Italians, by and large demand as few ingredients as possible or at least recognizable ingredients. The end result: processed foods that are closer to homemade versions by their recipes and visual form. If we placed these Italian processed food products on a spectrum they would still be simulated but they are closer to what would be classified as the homemade ideo-types Italians and lovers of Italian food outside this Mediterranean country demand.

In Italian supermarkets discerning Italians of all ages can routinely be seen blocking up aisles while reading and inspecting the ingredients of packaged foods before they land in their trolly. Here is the resulting difference between two frozen lasagnas, the first is from Australia and the second is from Italy:

This is the ingredient list of an Australian frozen Sara Lee Beef Lasagna product:

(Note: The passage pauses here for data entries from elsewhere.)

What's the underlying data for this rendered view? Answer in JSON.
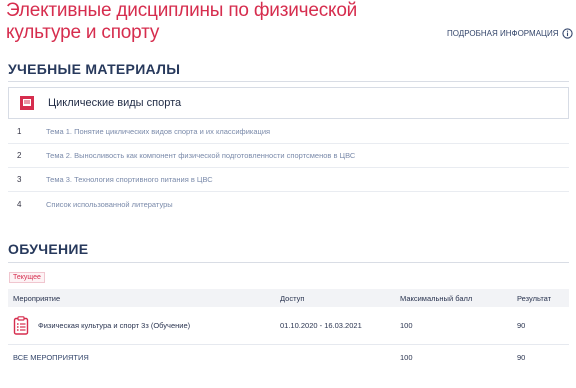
{
  "page": {
    "title": "Элективные дисциплины по физической культуре и спорту",
    "more_info": "ПОДРОБНАЯ ИНФОРМАЦИЯ"
  },
  "materials": {
    "heading": "УЧЕБНЫЕ МАТЕРИАЛЫ",
    "course_name": "Циклические виды спорта",
    "topics": [
      {
        "num": "1",
        "label": "Тема 1. Понятие циклических видов спорта и их классификация"
      },
      {
        "num": "2",
        "label": "Тема 2. Выносливость как компонент физической подготовленности спортсменов в ЦВС"
      },
      {
        "num": "3",
        "label": "Тема 3. Технология спортивного питания в ЦВС"
      },
      {
        "num": "4",
        "label": "Список использованной литературы"
      }
    ]
  },
  "learning": {
    "heading": "ОБУЧЕНИЕ",
    "tag": "Текущее",
    "columns": {
      "event": "Мероприятие",
      "access": "Доступ",
      "max": "Максимальный балл",
      "result": "Результат"
    },
    "rows": [
      {
        "event": "Физическая культура и спорт 3з (Обучение)",
        "access": "01.10.2020 - 16.03.2021",
        "max": "100",
        "result": "90"
      }
    ],
    "footer": {
      "label": "ВСЕ МЕРОПРИЯТИЯ",
      "max": "100",
      "result": "90"
    }
  },
  "colors": {
    "accent": "#d62d4e",
    "heading": "#27395c",
    "link": "#7a8aaa"
  },
  "icons": {
    "more": "info-circle-icon",
    "course": "book-icon",
    "event": "checklist-icon"
  }
}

Beef sauce [water, beef, tomatoes (tomato juice, acidity regulator (330) firming agent (509) tomato paste onions, thickener (1422), carrots, canola oil, garlic, seasoning, malt extract (barley), natural flavors, herbs, vegetable gum (415), spice, emulsifier (471), brown sugar, salt] paste [wheat flower, water], bechamel sauce [cheese, (skim milk, cream, milk solids, salt, enzymes, cultures) thickener (1422), parmesan cheese, vegetable gums (415, 466), emulsifiers (451,331), vegetable stock (flavor enhancers (627, 631)), spices], cheddar cheese [milk, salt, enzymes, cultures], Beef 12%.

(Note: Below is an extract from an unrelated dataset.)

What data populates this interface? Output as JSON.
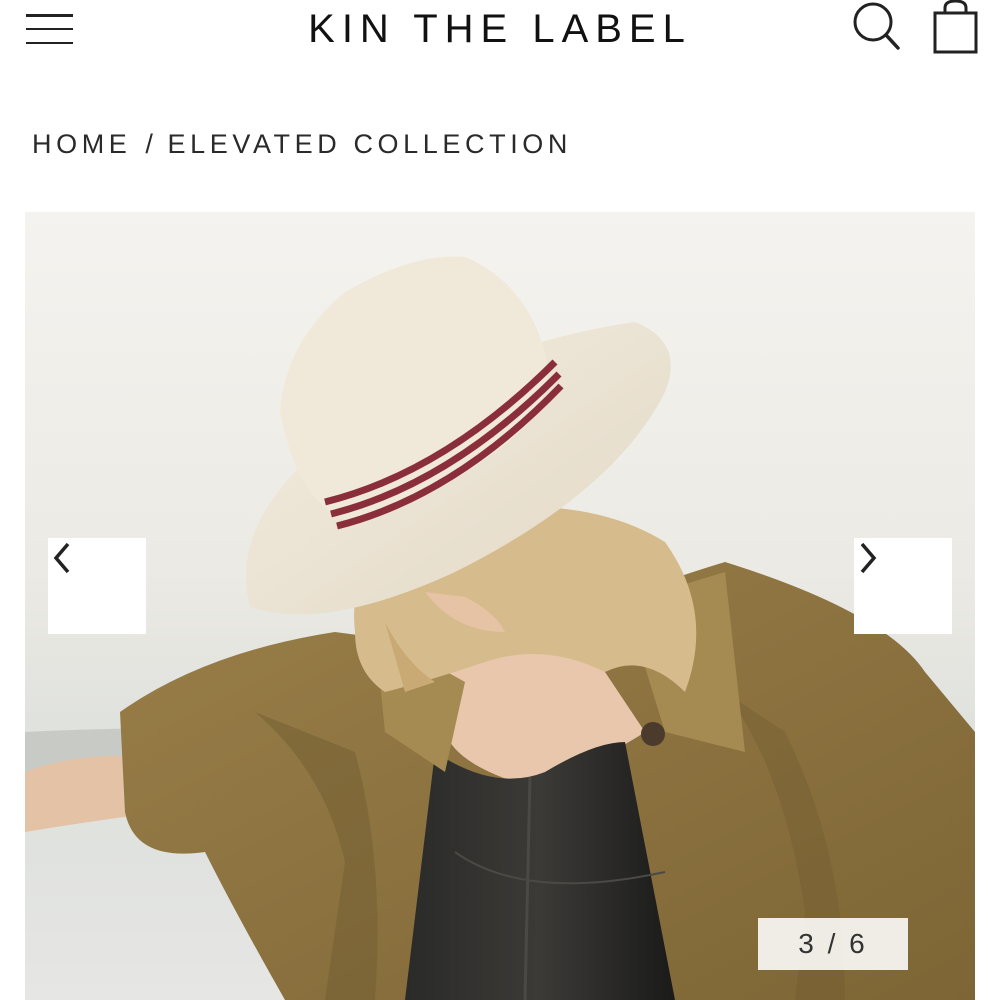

This is the ingredient list from an Italian frozen Bolognese Lasagna (translated by author):

Bechamel sauce 40%, (fresh whole pasteurized milk, type 00” soft wheat flour, butter, salt, nutmeg), ragù meat sauce 32% (beef 32%, tomato puree, tomato pulp, broth (water, broth preparation (salt, glucose syrup, rice flour, potato flakes, dehydrated vegetables in varying proportions (onion, carrot, celery, leek, tomato), vegetables in varying proportions (carrot, celery, onion), sunflower oil, wine, salt, extra virgin olive oil, pepper, rosemary, bay leaf, antioxidant: rosemary extract, carrot fiber), precooked egg pasta 27%, (egg pasta 67% (durum wheat semolina, egg 18.5%, water),water, salt) Grana Padano cheese (milk, salt, rennet, egg lysozyme).

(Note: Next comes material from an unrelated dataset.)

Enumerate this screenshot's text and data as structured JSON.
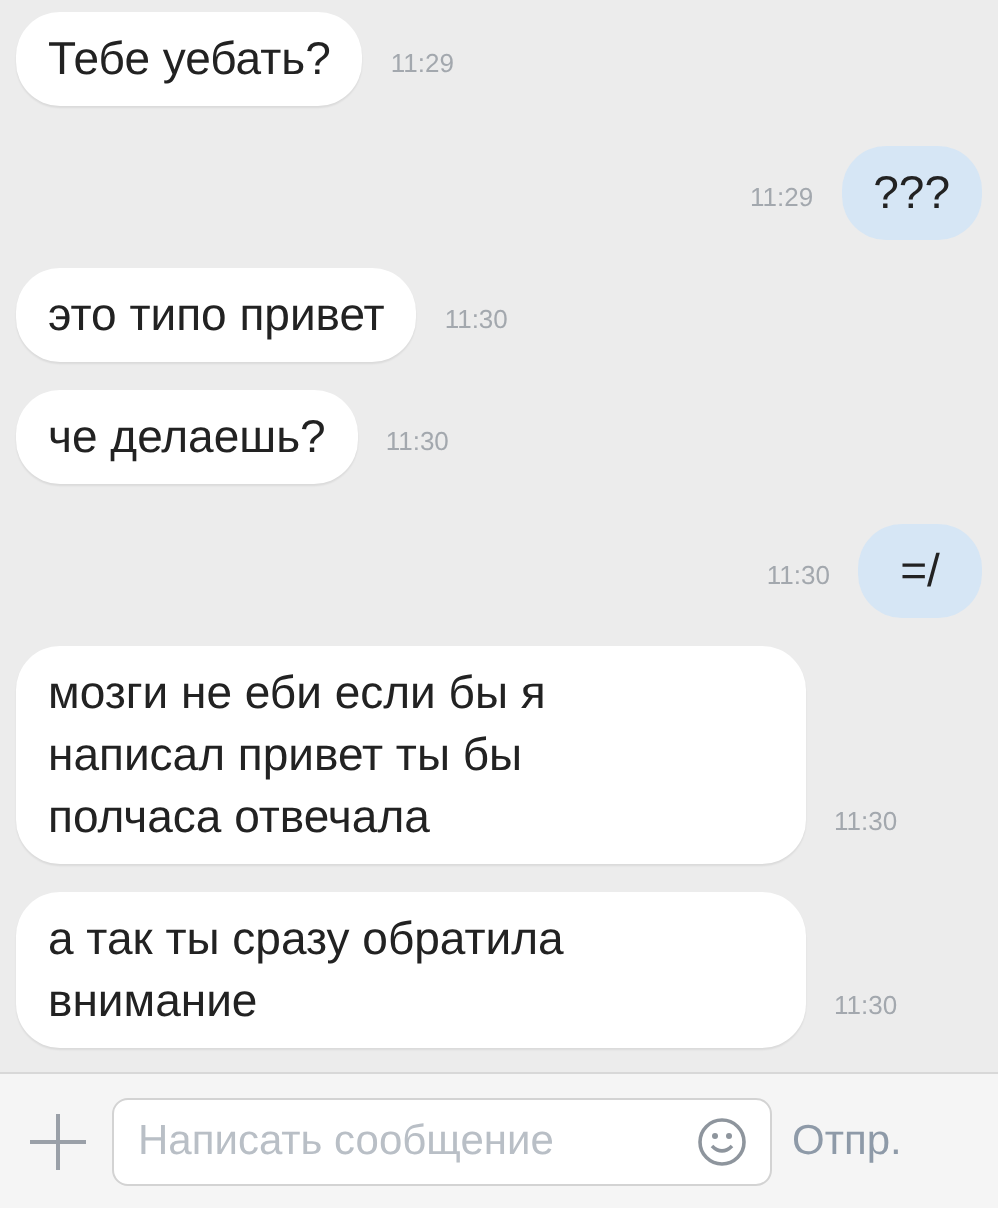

On first look the Australian lasagna employs the Australian numerical ingredient codes. There were 10 of these ingredients. Knowing what they are requires pulling up the official government ingredients list on a website. In the European Union there is a similar “E” codes list. The Italian producer did not resort to using such an opaque bureaucratic system.

The most processed component in the Italian lasagna was the beef broth that utilized the rice flour and dried potato flakes as thickeners and a glucose syrup sweetener. The antioxidant used was rosemary extract, which is expensive and high quality. The cheese used in the Italian version was a real traditionally made Grana Padano as you would by it whole in the store. Most Grand Padano in commerce is aged between 9-16 months. That is an eternity in industrial food production. The bechamel sauce has the exact ingredients a traditional home cook would use.

The cheese used in the Australian version was composed from broken down processed cartesian-mindset ingredients and then reassembled-skim milk with added milk solids and cream, etc.

Most Italians would use fewer ingredients than the processed version but they would be able to understand the purpose of all the ingredients in the frozen product. They would also reach for fresh vegetables at home rather than the dehydrated ones.

In Italy and Europe food processors have added another dimension of simulation to processed food. Many factories that produce breads, croissants, focaccia and pizzas will model their production lines to mimic things human hands do. Some high-end factories even put humans on the production line to make finger imprints on products. Humans press products like focaccia with their fingers leaving indentations. The Panitaly factory in Lombardia Italy owned by the multinational DeliFrance is one such factory. The randomized imperfection of human hands gives the impression, literally, of artisanality.

The distance the Italians are willing to tolerate between the simulated version of something and the real version is often less than other Western cultures. As people around the world increasingly uphold the values of their cuisines, Italy’s old-ways approach can inspire the new.